The best part of a year ago, Swedish schoolchild Greta Thunberg started protesting outside Sweden’s parliament, demanding more action on the issue of climate change. Fast forward to now, Thunberg — who follows a vegan diet — has quickly become a household name, synonymous with climate action.
She has held governments accountable, made damning speeches, and accused the grown-ups of taking away the future of the next generation.
Many grown-ups are listening; the UK has declared a climate emergency, as has Canada, France, and New York.
Some grown-ups have simply heard. Earlier this month, Mohammed Barkindo — the secretary general of the Organization of the Petroleum Exporting Countries (OPEC) — acknowledged growing public opinion surrounding climate change as a threat. He stated it was “beginning to … dictate policies and corporate decisions, including investment in the industry.”
OPEC is Falling Out of Favor
He added that OPEC officials were starting to feel the pressure from their own families. “[Their children] are asking us about their future because … they see their peers on the streets campaigning against this industry,” he stated. He went on to accuse campaigners of misleading people with unscientific arguments, reports The Guardian.
The oil industry is scared of a 16-year-old — and all the other teens and adults now motivated to care about our planet — and it should be.
When she heard that climate change activists had been acknowledged by OPEC, Thunberg wasn’t frustrated with his comments. She was pleased. If the secretary general of a trillion dollar intergovernmental oil organization sees you as a threat, you’re doing something right. She Tweeted in response to Barkindo’s comments, “Thank you! Our biggest compliment yet.”
Holly Gillibrand, a UK student who has protested for climate action, said to The Guardian, “brilliant! Proof that we are having an impact and be sure that we will not stop.”
OPEC wants to keep expanding, but more and more of the world is turning its back. Insurance companies are pulling investments from fossil fuel assets, notes The Guardian, and the London Stock Exchange has reclassified oil and gas companies under a non-renewable energy category “that effectively puts them on the wrong side of climate crisis,” says the newspaper.

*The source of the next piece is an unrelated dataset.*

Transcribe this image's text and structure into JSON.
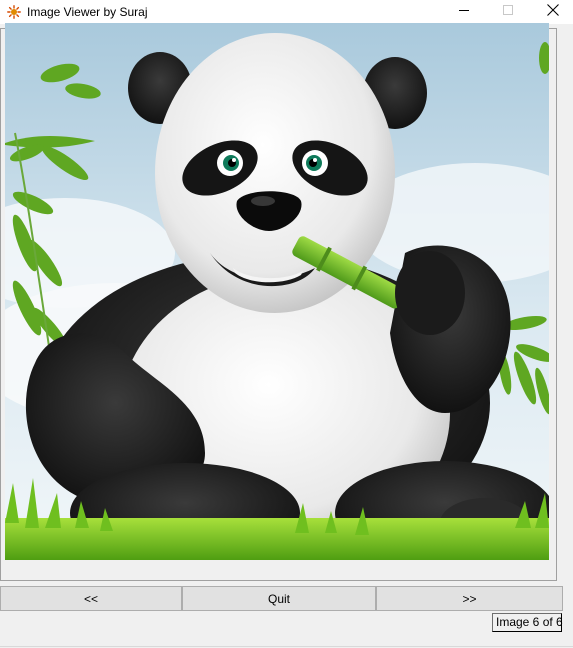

“By this point, most people realise that the oil companies lied for decades about global warming – they are this generation’s version of the tobacco companies,” 350.org founder Bill McKibben said. “It’s clearly affecting their ability to raise capital, to recruit employees and so on. People set out to cost them their social licence, and it’s working.”
He added, “whether it’s working fast enough – that’s another question.”